I only save the VERY best clothes. I have learned that something that was just OK when Mazen was young will be just OK when Birch is ready for it too. With a six-year age gap, styles change too, so I only save the most pristine, timeless clothes. Do not save anything that is stained or torn – take it from me.
Where and what you store in will depend on your house. I used to have a few big plastic tubs in our attic and now I have paired that down to just TWO under bed storage bins that are much easier to access. You can store the clothes in a closet, an attic, the garage, or even a friends’ house.
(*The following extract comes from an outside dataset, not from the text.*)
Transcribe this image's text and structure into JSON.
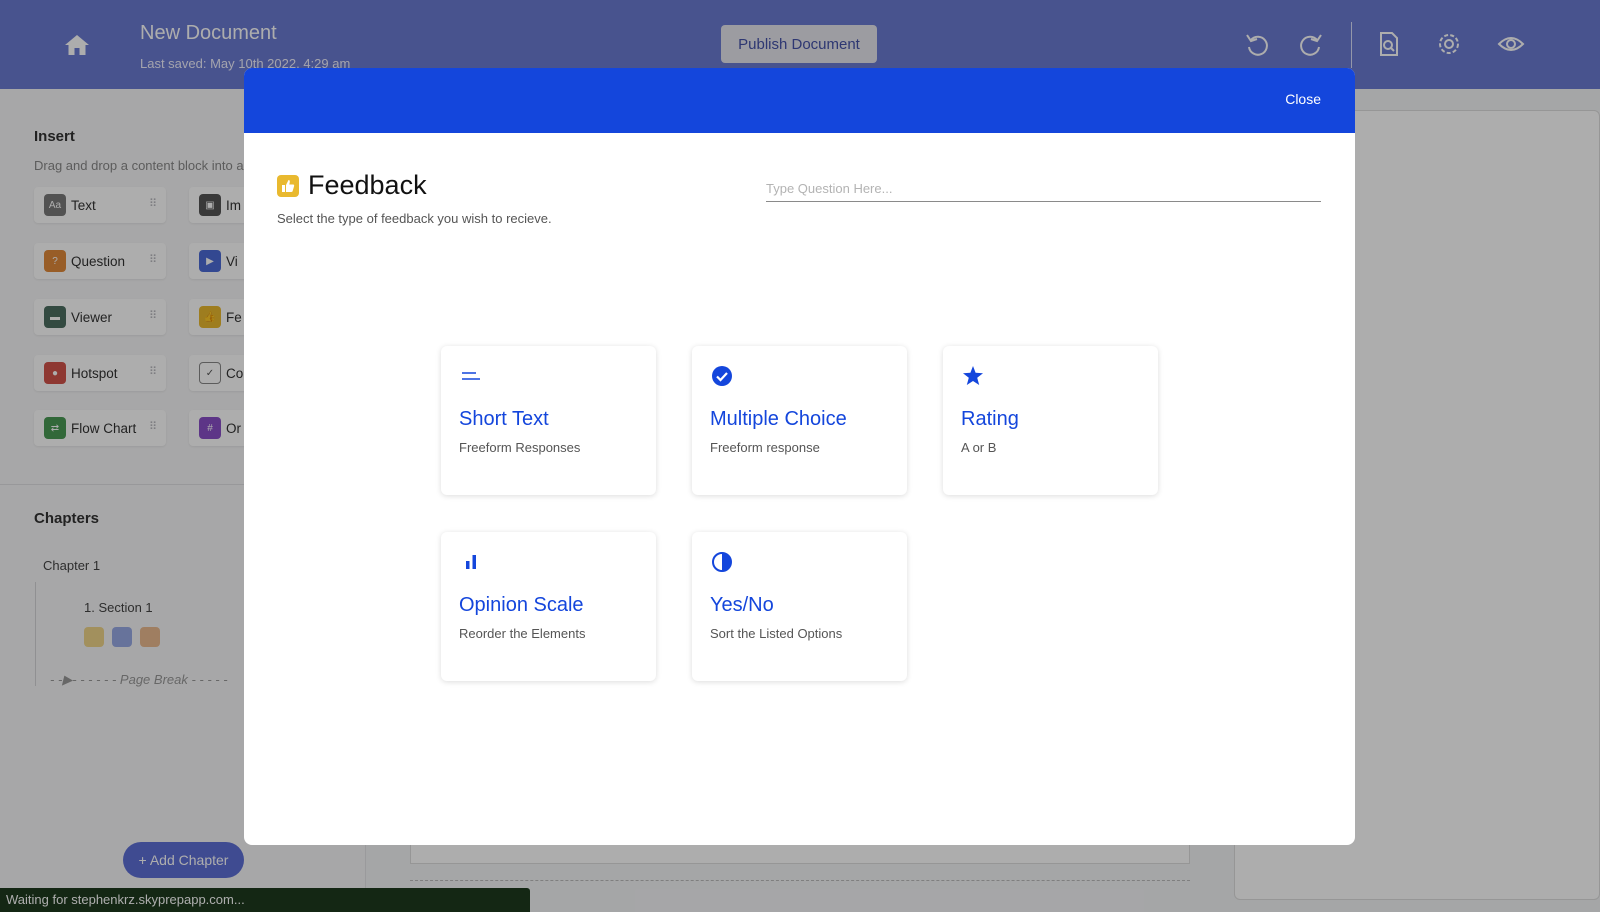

Or you can loan them out to a friend with a child whose age is in between yours (I sent my friend Sarah all of Mazen’s clothes and most of them came back two years later!).
Note that if you’re storing really nice clothes in somewhere really moist or hot they might yellow. That’s another reason I switched from attic to under bed.
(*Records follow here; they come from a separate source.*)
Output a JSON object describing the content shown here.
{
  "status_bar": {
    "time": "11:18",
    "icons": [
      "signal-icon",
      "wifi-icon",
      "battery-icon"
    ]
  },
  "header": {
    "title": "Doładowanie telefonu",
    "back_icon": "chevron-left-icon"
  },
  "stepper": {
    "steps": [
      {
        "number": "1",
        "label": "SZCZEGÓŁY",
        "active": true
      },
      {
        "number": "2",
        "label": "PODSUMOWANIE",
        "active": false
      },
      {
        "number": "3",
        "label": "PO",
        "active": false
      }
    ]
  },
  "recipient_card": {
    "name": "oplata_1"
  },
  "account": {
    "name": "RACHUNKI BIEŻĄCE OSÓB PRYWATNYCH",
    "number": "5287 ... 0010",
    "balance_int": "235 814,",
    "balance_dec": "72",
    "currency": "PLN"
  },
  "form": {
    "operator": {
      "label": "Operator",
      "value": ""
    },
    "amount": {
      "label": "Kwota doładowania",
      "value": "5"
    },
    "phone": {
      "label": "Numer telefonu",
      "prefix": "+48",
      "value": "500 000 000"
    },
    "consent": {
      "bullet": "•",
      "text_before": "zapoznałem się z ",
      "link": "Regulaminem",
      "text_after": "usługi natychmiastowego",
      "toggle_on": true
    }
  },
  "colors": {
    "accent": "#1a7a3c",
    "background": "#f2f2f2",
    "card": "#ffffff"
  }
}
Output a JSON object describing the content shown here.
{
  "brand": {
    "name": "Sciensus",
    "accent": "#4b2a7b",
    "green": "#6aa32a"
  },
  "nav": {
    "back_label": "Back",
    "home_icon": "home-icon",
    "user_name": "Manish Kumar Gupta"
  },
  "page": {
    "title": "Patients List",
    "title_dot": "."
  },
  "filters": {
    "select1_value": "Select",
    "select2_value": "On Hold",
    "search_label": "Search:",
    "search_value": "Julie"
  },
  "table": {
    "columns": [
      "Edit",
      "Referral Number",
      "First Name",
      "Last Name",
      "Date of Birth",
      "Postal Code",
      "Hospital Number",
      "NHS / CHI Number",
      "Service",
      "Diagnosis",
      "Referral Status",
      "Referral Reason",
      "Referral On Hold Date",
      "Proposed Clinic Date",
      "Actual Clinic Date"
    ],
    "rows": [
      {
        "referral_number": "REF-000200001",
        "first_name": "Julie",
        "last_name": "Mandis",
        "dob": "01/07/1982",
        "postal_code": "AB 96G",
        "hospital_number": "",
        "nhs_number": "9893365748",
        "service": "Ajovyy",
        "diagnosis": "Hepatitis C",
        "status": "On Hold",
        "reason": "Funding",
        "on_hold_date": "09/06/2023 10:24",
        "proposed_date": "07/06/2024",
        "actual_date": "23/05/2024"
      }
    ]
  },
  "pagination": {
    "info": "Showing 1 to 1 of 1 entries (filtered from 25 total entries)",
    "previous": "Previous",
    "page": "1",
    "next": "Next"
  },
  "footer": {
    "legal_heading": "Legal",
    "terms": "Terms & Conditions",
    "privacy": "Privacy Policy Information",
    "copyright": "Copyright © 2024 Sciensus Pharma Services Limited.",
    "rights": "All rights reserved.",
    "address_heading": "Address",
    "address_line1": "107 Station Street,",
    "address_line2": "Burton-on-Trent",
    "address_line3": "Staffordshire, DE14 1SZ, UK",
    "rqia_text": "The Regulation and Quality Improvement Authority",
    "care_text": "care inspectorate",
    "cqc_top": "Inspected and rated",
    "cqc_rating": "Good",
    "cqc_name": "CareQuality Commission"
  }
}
When I bring a tub out of storage I go through it again and usually can eliminate even more clothes that I know either won’t fit in our dresser or I just don’t love. Then I wash all the keeps and donate the rest!
Next Season’s Clothes
Whether you like to buy things on super-sale at the end of next season, are gifted clothes for your kids to grow into, or have the next size up saved from a sibling, you’ll probably want easy access to next season’s clothes. This is another reason I love under-bed storage bins to organize kids clothes! They are just tucked away enough to be out of sight, but they are very easy to access should you need to get a sweater in early fall, shorts in early spring, or those rain boots that were just a little too big last year.
Which type of under bed bins are best?
We used to have big plastic roller bins but they broke! Probably from a child walking on them like so:
I switched to these from Amazon to organize kids clothes for the upcoming season and have been really happy. They are actually bigger because they stretch, have an easy label area, and are flatter/able to be smushed so I can fit more under our low bed. Note I did have to unwrap the clothing items and let them air out outside for a bit because they had a plastic smell out of the package.